Farang / Chun Rak Khun

There have been earlier submissions that question using this word. As a Thai, I have no idea why you're so upset with it. Ok, true that there are some people who abuse it, using it in a wrong way, but normally it's just used to refer to someone who isn't Thai and they don't know so well. Of course if you are a friend, we would use your name instead. Same goes with the word Khun, it's a polite way of saying "you". One of the submissions from last year stated that to be true love, the girl has to say "Chun Rak Ther", which is again, not true. The word "Ther" is used for friends with the same age. If you're older, to be polite, even married Thai couples sometime use "Khun" because the man is older. Just don't get to paranoid with words.

"Sin sot"

Now comes the big word, how important is it? According to various Stickman's comments and most readers, it seems very important. Now, I have to say that it DIFFERS from region to region in Thailand. While it is very important in the North, North-east and Central parts of Thailand, IT HAS NO MEANING WHATSOEVER in the south. My father paid no sin sot when he got married, and neither will my boyfriend. They are proud NOT TO SALE their daughters, no status / class involved in this part. All they want is someone who will be able to take care of their daughters. PERIOD. So don't try to generalize Thailand by saying that not paying sin sot means that the girl is worthless. It isn't true. And sin-sot is just to show / gain "face" for the girl's family.

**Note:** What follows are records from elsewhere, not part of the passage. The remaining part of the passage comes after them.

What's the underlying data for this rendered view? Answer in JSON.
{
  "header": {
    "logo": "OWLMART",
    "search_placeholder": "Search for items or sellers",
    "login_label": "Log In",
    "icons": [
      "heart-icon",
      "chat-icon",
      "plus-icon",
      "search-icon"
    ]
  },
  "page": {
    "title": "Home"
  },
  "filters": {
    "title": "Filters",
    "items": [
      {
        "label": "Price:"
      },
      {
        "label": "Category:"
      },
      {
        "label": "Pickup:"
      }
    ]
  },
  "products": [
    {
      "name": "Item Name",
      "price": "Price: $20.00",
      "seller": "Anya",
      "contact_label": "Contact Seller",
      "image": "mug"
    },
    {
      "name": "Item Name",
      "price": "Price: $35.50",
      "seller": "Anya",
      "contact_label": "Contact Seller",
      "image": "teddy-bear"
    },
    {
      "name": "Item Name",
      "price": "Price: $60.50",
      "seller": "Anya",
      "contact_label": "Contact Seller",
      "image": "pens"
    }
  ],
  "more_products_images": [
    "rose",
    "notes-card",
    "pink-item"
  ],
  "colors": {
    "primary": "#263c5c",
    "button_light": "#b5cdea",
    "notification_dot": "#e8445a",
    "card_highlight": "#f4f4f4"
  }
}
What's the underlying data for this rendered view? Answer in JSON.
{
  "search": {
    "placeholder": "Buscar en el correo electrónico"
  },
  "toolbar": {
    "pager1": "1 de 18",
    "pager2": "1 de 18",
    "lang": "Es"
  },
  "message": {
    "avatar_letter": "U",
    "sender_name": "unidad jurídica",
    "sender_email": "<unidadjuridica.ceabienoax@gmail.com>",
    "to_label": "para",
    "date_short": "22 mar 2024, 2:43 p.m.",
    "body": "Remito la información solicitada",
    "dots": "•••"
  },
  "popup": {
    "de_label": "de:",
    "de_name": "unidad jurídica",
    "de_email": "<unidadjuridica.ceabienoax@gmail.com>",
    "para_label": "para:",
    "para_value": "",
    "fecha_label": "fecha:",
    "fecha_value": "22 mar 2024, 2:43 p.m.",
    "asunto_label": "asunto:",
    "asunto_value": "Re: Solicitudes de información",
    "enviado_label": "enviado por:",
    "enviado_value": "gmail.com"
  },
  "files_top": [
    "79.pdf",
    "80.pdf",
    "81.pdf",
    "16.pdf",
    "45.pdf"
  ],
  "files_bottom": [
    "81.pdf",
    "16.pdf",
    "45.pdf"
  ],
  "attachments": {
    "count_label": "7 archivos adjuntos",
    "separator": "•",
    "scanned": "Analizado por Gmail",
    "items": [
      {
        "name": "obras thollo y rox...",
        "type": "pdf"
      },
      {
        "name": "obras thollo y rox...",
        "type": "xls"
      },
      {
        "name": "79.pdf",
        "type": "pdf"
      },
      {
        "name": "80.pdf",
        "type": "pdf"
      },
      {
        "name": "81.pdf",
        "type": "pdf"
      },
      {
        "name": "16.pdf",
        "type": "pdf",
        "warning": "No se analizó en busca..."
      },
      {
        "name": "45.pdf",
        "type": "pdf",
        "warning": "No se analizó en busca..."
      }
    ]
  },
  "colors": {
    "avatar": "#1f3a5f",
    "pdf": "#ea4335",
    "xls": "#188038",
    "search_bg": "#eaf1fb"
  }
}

My Advice : If her family demands it, pay it and make your deals. The family takes care of the wedding and everything else, OR you get it back to start your own family when the ceremony is over. If you are generous and the family really needs it, give them the amount that you are comfortable with AND explain it to your fiancée – VERY IMPORTANT. If she loves you, she'll understand.

Support afterwards also depends on the family needs. It is supposed to be shared between all children in the family, NOT BY YOU ALONE, and since you are only the "in-law" it's not even your direct duty. If she's the only child, then it's your bad luck. I'm not saying it's the rule, since it doesn't even apply to me – my parents are much better off than I am, but it's "ka-tun-yu", which means we acknowledge the person who has helped us (boon-khun) and an inner consent to every Thai.

These are just few advices how to deal or start a relationship with Thais. Everyone and couple are different. Please keep this in mind. It is rude to try to generalize things and say that just because you don't understand or you have different cultures, it's something wrong. If you seek a cross-cultural relationship, it takes even more time and patience, believe me, I've had my own share of cultural shock when I first came back to Thailand after spending most of my childhood in US and nearly all of my adulthood in Thailand. If you don't have what it needs, I can only tell you to just come and enjoy the "industrial" relationships and leave. No point leaving your heart here. Good luck to all of you!

P.S. To Stickman, Thai girls are not ignorant concerning bargirls, we know that they exist, but we rarely encounter any during our daily lives. It's normal. And, we don't go bugging into everyone else's business of what they do for a living. Our own lives are already hard enough.

Stickman's thoughts:

To the readers, no doubt the usual, tiresome debate will ensure as to whether this really is a real Thai woman. I am sure it is. I did not make ANY changes to the English either.

As always, I strongly encourage all Thai women to send in submissions. We REALLY want to hear from you and I'll give you all the leeway in the world – to write what you want.